What environmental problems have the Assateague ponies caused? First, they are grazing the island out of existence, although it will take a few centuries before they finish. The fragile grasses the ponies eat are crucial to stabilizing the sand dunes. These dunes are Assateague Island's primary defense against ocean storms.
Several times in the last year we have seen the results of these storms on the local news, but the coverage is always limited to Ocean City, presumably because of the threat to business and tourism. No reporter goes down to Assateague and reports on the damage done there, or on the money being spent to repair the island after these storms. Yet there is a significant risk that a major storm will create new inlets on the island, cutting off large parts of it to recreationists.
If you want to see the impact of the ponies, go look at one of the exclosures the park service has built on the dunes. These are fenced areas that the ponies cannot get into, and the grasses there are knee and waist high to an adult. In the surrounding area the grasses are frequently no more than an inch or two high. These heavily grazed dunes are unstable, the sand constantly being blown away, and are unable to stand in the face of storm-driven tides.
The heavy grazing by the ponies is taking its toll on the back side of the island also. The extensive marshes there also help to stabilize the island, but the marsh grasses, reeds and sedges have been eaten almost to the ground. The damage is twofold. The decaying marsh vegetation provides the material to build up new marsh, but the amount of detritus available declines when ** the plants are eaten as fast as they grow.

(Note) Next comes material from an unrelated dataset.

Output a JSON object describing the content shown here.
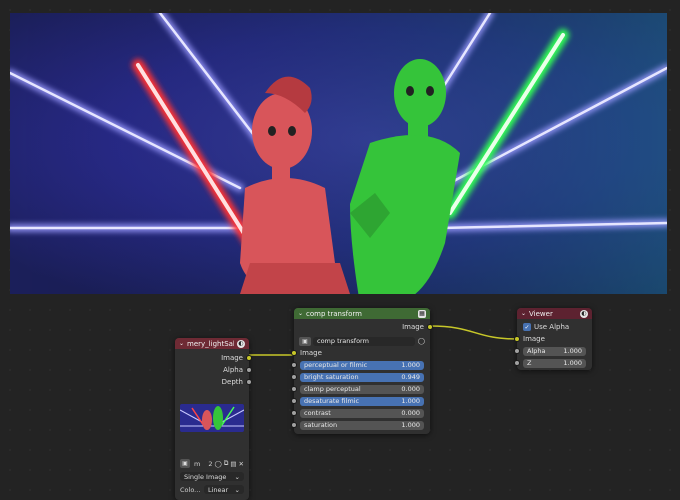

The grazed marshes are also less stable, less able to resist the pressure of erosion.